● **What you should do**
Reproduce the data below word for word.
(Information supplied)
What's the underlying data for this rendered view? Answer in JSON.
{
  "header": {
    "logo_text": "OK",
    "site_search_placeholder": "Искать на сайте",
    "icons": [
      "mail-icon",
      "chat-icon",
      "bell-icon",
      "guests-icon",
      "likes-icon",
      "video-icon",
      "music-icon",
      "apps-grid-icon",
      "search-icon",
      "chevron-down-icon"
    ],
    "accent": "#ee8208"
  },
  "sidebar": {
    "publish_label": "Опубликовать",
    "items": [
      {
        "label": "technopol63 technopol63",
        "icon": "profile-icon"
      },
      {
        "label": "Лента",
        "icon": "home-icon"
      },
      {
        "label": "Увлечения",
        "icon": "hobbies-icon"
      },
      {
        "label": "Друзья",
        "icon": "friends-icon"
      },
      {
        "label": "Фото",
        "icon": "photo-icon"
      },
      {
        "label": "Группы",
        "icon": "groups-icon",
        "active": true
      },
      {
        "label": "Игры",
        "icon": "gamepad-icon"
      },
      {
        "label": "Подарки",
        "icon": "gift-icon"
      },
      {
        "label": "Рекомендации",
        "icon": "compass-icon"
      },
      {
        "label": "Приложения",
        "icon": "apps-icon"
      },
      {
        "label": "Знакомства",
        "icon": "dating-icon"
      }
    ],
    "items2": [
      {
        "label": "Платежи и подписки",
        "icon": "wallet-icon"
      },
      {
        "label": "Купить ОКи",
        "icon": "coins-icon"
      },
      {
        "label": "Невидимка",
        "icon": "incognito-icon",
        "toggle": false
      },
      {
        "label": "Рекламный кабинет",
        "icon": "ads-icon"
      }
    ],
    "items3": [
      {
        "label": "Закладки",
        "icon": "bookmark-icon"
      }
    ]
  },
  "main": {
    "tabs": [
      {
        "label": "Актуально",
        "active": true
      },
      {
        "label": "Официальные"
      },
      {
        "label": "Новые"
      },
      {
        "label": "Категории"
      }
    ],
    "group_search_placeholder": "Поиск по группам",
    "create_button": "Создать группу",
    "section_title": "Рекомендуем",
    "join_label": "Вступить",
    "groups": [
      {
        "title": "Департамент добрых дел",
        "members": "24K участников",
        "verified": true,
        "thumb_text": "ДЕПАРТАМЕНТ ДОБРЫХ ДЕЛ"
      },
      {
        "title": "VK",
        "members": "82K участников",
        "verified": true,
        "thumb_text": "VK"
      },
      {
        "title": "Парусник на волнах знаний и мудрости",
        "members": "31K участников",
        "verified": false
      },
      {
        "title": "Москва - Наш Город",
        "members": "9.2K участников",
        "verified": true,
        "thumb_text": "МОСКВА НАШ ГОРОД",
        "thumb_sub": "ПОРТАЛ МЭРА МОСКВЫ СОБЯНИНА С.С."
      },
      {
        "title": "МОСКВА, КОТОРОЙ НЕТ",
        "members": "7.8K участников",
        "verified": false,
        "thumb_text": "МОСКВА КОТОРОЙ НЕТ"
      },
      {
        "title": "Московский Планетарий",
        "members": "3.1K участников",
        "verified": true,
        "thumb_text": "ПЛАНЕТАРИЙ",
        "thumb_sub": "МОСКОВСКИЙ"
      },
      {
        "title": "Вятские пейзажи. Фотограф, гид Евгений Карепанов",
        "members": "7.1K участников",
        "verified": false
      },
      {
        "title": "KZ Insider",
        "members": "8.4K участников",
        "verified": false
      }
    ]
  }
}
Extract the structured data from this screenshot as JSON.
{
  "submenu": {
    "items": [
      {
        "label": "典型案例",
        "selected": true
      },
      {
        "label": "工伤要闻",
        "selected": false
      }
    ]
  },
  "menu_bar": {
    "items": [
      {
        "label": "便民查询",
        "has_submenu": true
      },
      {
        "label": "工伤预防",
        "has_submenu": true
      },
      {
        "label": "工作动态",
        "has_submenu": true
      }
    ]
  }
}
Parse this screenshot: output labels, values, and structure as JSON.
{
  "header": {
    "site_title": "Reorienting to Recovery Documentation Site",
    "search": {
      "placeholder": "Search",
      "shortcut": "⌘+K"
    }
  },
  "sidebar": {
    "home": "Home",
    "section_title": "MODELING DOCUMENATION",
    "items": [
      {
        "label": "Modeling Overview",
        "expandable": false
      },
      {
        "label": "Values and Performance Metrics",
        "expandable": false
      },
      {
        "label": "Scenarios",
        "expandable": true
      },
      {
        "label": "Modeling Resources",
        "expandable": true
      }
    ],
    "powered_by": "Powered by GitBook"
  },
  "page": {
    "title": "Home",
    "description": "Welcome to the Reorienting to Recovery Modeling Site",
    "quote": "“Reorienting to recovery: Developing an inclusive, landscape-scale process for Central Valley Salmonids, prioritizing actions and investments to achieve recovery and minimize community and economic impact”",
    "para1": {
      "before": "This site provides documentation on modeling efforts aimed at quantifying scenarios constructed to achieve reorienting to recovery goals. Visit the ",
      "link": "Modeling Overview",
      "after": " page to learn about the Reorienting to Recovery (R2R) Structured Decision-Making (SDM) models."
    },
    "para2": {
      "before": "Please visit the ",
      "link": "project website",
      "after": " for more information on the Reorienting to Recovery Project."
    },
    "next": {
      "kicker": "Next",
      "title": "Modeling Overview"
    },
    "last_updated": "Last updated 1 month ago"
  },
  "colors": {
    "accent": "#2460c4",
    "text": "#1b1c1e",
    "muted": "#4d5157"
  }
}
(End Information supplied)
● **Result**
What's the underlying data for this rendered view? Answer in JSON.
{
  "header": {
    "logo_text": "OK",
    "site_search_placeholder": "Искать на сайте",
    "icons": [
      "mail-icon",
      "chat-icon",
      "bell-icon",
      "guests-icon",
      "likes-icon",
      "video-icon",
      "music-icon",
      "apps-grid-icon",
      "search-icon",
      "chevron-down-icon"
    ],
    "accent": "#ee8208"
  },
  "sidebar": {
    "publish_label": "Опубликовать",
    "items": [
      {
        "label": "technopol63 technopol63",
        "icon": "profile-icon"
      },
      {
        "label": "Лента",
        "icon": "home-icon"
      },
      {
        "label": "Увлечения",
        "icon": "hobbies-icon"
      },
      {
        "label": "Друзья",
        "icon": "friends-icon"
      },
      {
        "label": "Фото",
        "icon": "photo-icon"
      },
      {
        "label": "Группы",
        "icon": "groups-icon",
        "active": true
      },
      {
        "label": "Игры",
        "icon": "gamepad-icon"
      },
      {
        "label": "Подарки",
        "icon": "gift-icon"
      },
      {
        "label": "Рекомендации",
        "icon": "compass-icon"
      },
      {
        "label": "Приложения",
        "icon": "apps-icon"
      },
      {
        "label": "Знакомства",
        "icon": "dating-icon"
      }
    ],
    "items2": [
      {
        "label": "Платежи и подписки",
        "icon": "wallet-icon"
      },
      {
        "label": "Купить ОКи",
        "icon": "coins-icon"
      },
      {
        "label": "Невидимка",
        "icon": "incognito-icon",
        "toggle": false
      },
      {
        "label": "Рекламный кабинет",
        "icon": "ads-icon"
      }
    ],
    "items3": [
      {
        "label": "Закладки",
        "icon": "bookmark-icon"
      }
    ]
  },
  "main": {
    "tabs": [
      {
        "label": "Актуально",
        "active": true
      },
      {
        "label": "Официальные"
      },
      {
        "label": "Новые"
      },
      {
        "label": "Категории"
      }
    ],
    "group_search_placeholder": "Поиск по группам",
    "create_button": "Создать группу",
    "section_title": "Рекомендуем",
    "join_label": "Вступить",
    "groups": [
      {
        "title": "Департамент добрых дел",
        "members": "24K участников",
        "verified": true,
        "thumb_text": "ДЕПАРТАМЕНТ ДОБРЫХ ДЕЛ"
      },
      {
        "title": "VK",
        "members": "82K участников",
        "verified": true,
        "thumb_text": "VK"
      },
      {
        "title": "Парусник на волнах знаний и мудрости",
        "members": "31K участников",
        "verified": false
      },
      {
        "title": "Москва - Наш Город",
        "members": "9.2K участников",
        "verified": true,
        "thumb_text": "МОСКВА НАШ ГОРОД",
        "thumb_sub": "ПОРТАЛ МЭРА МОСКВЫ СОБЯНИНА С.С."
      },
      {
        "title": "МОСКВА, КОТОРОЙ НЕТ",
        "members": "7.8K участников",
        "verified": false,
        "thumb_text": "МОСКВА КОТОРОЙ НЕТ"
      },
      {
        "title": "Московский Планетарий",
        "members": "3.1K участников",
        "verified": true,
        "thumb_text": "ПЛАНЕТАРИЙ",
        "thumb_sub": "МОСКОВСКИЙ"
      },
      {
        "title": "Вятские пейзажи. Фотограф, гид Евгений Карепанов",
        "members": "7.1K участников",
        "verified": false
      },
      {
        "title": "KZ Insider",
        "members": "8.4K участников",
        "verified": false
      }
    ]
  }
}
Extract the structured data from this screenshot as JSON.
{
  "submenu": {
    "items": [
      {
        "label": "典型案例",
        "selected": true
      },
      {
        "label": "工伤要闻",
        "selected": false
      }
    ]
  },
  "menu_bar": {
    "items": [
      {
        "label": "便民查询",
        "has_submenu": true
      },
      {
        "label": "工伤预防",
        "has_submenu": true
      },
      {
        "label": "工作动态",
        "has_submenu": true
      }
    ]
  }
}
Parse this screenshot: output labels, values, and structure as JSON.
{
  "header": {
    "site_title": "Reorienting to Recovery Documentation Site",
    "search": {
      "placeholder": "Search",
      "shortcut": "⌘+K"
    }
  },
  "sidebar": {
    "home": "Home",
    "section_title": "MODELING DOCUMENATION",
    "items": [
      {
        "label": "Modeling Overview",
        "expandable": false
      },
      {
        "label": "Values and Performance Metrics",
        "expandable": false
      },
      {
        "label": "Scenarios",
        "expandable": true
      },
      {
        "label": "Modeling Resources",
        "expandable": true
      }
    ],
    "powered_by": "Powered by GitBook"
  },
  "page": {
    "title": "Home",
    "description": "Welcome to the Reorienting to Recovery Modeling Site",
    "quote": "“Reorienting to recovery: Developing an inclusive, landscape-scale process for Central Valley Salmonids, prioritizing actions and investments to achieve recovery and minimize community and economic impact”",
    "para1": {
      "before": "This site provides documentation on modeling efforts aimed at quantifying scenarios constructed to achieve reorienting to recovery goals. Visit the ",
      "link": "Modeling Overview",
      "after": " page to learn about the Reorienting to Recovery (R2R) Structured Decision-Making (SDM) models."
    },
    "para2": {
      "before": "Please visit the ",
      "link": "project website",
      "after": " for more information on the Reorienting to Recovery Project."
    },
    "next": {
      "kicker": "Next",
      "title": "Modeling Overview"
    },
    "last_updated": "Last updated 1 month ago"
  },
  "colors": {
    "accent": "#2460c4",
    "text": "#1b1c1e",
    "muted": "#4d5157"
  }
}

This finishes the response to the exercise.